_TASK DIRECTIONS_
The response must be a precise copy of the records that follow.

(Entries taken from a collection)
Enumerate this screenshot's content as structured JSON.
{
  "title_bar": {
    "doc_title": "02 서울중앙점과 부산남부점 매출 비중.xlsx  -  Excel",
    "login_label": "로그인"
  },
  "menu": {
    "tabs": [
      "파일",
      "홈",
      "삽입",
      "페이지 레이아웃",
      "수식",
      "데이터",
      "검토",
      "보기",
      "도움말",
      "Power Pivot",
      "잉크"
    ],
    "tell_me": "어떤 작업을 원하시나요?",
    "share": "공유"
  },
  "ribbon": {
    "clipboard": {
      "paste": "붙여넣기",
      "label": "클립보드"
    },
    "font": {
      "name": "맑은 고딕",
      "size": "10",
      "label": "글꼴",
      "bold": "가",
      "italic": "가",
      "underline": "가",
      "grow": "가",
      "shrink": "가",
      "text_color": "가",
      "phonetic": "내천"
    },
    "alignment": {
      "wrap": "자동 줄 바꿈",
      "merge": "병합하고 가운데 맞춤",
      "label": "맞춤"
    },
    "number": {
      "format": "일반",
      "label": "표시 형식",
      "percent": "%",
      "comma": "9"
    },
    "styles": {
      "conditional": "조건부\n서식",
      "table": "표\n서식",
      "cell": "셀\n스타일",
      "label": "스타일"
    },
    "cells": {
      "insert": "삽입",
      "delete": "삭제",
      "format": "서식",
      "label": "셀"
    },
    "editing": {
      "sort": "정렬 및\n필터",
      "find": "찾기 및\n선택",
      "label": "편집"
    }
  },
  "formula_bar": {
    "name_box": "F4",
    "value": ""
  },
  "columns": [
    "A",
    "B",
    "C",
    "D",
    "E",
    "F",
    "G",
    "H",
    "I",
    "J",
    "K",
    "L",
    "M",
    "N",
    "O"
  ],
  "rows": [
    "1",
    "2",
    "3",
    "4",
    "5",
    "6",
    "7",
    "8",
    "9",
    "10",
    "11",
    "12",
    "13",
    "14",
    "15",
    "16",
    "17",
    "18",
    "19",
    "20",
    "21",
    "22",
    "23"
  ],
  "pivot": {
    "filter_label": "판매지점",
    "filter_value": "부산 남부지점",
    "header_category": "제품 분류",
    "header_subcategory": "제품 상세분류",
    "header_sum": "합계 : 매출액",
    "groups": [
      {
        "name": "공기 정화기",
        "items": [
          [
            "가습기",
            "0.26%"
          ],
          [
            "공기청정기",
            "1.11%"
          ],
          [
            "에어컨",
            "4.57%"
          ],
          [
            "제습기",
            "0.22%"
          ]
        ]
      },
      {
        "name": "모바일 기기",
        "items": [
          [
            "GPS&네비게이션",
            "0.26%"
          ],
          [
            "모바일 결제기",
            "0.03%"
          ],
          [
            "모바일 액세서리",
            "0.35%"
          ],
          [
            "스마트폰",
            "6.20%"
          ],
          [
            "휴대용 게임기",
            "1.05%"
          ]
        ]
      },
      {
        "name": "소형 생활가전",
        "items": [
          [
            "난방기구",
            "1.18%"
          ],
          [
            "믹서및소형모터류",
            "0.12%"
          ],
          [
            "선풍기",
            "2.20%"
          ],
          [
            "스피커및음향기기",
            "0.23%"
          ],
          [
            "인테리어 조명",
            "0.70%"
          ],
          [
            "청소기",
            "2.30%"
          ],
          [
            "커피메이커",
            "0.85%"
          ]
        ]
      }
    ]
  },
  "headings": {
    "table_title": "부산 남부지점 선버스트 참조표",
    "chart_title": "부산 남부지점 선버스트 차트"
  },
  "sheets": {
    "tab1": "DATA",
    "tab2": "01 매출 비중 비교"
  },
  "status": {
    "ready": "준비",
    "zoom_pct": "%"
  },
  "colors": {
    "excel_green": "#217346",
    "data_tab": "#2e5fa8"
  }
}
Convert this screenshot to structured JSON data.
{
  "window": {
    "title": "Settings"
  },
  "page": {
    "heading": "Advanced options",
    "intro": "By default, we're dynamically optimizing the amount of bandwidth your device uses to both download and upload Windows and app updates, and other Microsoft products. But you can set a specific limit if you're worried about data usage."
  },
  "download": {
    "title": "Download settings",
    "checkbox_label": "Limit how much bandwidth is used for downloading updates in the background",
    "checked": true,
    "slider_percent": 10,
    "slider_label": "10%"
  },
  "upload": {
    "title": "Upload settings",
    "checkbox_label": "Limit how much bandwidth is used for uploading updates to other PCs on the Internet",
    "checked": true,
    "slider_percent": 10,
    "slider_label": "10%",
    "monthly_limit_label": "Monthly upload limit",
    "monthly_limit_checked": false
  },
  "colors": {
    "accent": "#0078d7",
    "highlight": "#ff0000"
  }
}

_SOLUTION FOR THIS PROBLEM_
Enumerate this screenshot's content as structured JSON.
{
  "title_bar": {
    "doc_title": "02 서울중앙점과 부산남부점 매출 비중.xlsx  -  Excel",
    "login_label": "로그인"
  },
  "menu": {
    "tabs": [
      "파일",
      "홈",
      "삽입",
      "페이지 레이아웃",
      "수식",
      "데이터",
      "검토",
      "보기",
      "도움말",
      "Power Pivot",
      "잉크"
    ],
    "tell_me": "어떤 작업을 원하시나요?",
    "share": "공유"
  },
  "ribbon": {
    "clipboard": {
      "paste": "붙여넣기",
      "label": "클립보드"
    },
    "font": {
      "name": "맑은 고딕",
      "size": "10",
      "label": "글꼴",
      "bold": "가",
      "italic": "가",
      "underline": "가",
      "grow": "가",
      "shrink": "가",
      "text_color": "가",
      "phonetic": "내천"
    },
    "alignment": {
      "wrap": "자동 줄 바꿈",
      "merge": "병합하고 가운데 맞춤",
      "label": "맞춤"
    },
    "number": {
      "format": "일반",
      "label": "표시 형식",
      "percent": "%",
      "comma": "9"
    },
    "styles": {
      "conditional": "조건부\n서식",
      "table": "표\n서식",
      "cell": "셀\n스타일",
      "label": "스타일"
    },
    "cells": {
      "insert": "삽입",
      "delete": "삭제",
      "format": "서식",
      "label": "셀"
    },
    "editing": {
      "sort": "정렬 및\n필터",
      "find": "찾기 및\n선택",
      "label": "편집"
    }
  },
  "formula_bar": {
    "name_box": "F4",
    "value": ""
  },
  "columns": [
    "A",
    "B",
    "C",
    "D",
    "E",
    "F",
    "G",
    "H",
    "I",
    "J",
    "K",
    "L",
    "M",
    "N",
    "O"
  ],
  "rows": [
    "1",
    "2",
    "3",
    "4",
    "5",
    "6",
    "7",
    "8",
    "9",
    "10",
    "11",
    "12",
    "13",
    "14",
    "15",
    "16",
    "17",
    "18",
    "19",
    "20",
    "21",
    "22",
    "23"
  ],
  "pivot": {
    "filter_label": "판매지점",
    "filter_value": "부산 남부지점",
    "header_category": "제품 분류",
    "header_subcategory": "제품 상세분류",
    "header_sum": "합계 : 매출액",
    "groups": [
      {
        "name": "공기 정화기",
        "items": [
          [
            "가습기",
            "0.26%"
          ],
          [
            "공기청정기",
            "1.11%"
          ],
          [
            "에어컨",
            "4.57%"
          ],
          [
            "제습기",
            "0.22%"
          ]
        ]
      },
      {
        "name": "모바일 기기",
        "items": [
          [
            "GPS&네비게이션",
            "0.26%"
          ],
          [
            "모바일 결제기",
            "0.03%"
          ],
          [
            "모바일 액세서리",
            "0.35%"
          ],
          [
            "스마트폰",
            "6.20%"
          ],
          [
            "휴대용 게임기",
            "1.05%"
          ]
        ]
      },
      {
        "name": "소형 생활가전",
        "items": [
          [
            "난방기구",
            "1.18%"
          ],
          [
            "믹서및소형모터류",
            "0.12%"
          ],
          [
            "선풍기",
            "2.20%"
          ],
          [
            "스피커및음향기기",
            "0.23%"
          ],
          [
            "인테리어 조명",
            "0.70%"
          ],
          [
            "청소기",
            "2.30%"
          ],
          [
            "커피메이커",
            "0.85%"
          ]
        ]
      }
    ]
  },
  "headings": {
    "table_title": "부산 남부지점 선버스트 참조표",
    "chart_title": "부산 남부지점 선버스트 차트"
  },
  "sheets": {
    "tab1": "DATA",
    "tab2": "01 매출 비중 비교"
  },
  "status": {
    "ready": "준비",
    "zoom_pct": "%"
  },
  "colors": {
    "excel_green": "#217346",
    "data_tab": "#2e5fa8"
  }
}
Convert this screenshot to structured JSON data.
{
  "window": {
    "title": "Settings"
  },
  "page": {
    "heading": "Advanced options",
    "intro": "By default, we're dynamically optimizing the amount of bandwidth your device uses to both download and upload Windows and app updates, and other Microsoft products. But you can set a specific limit if you're worried about data usage."
  },
  "download": {
    "title": "Download settings",
    "checkbox_label": "Limit how much bandwidth is used for downloading updates in the background",
    "checked": true,
    "slider_percent": 10,
    "slider_label": "10%"
  },
  "upload": {
    "title": "Upload settings",
    "checkbox_label": "Limit how much bandwidth is used for uploading updates to other PCs on the Internet",
    "checked": true,
    "slider_percent": 10,
    "slider_label": "10%",
    "monthly_limit_label": "Monthly upload limit",
    "monthly_limit_checked": false
  },
  "colors": {
    "accent": "#0078d7",
    "highlight": "#ff0000"
  }
}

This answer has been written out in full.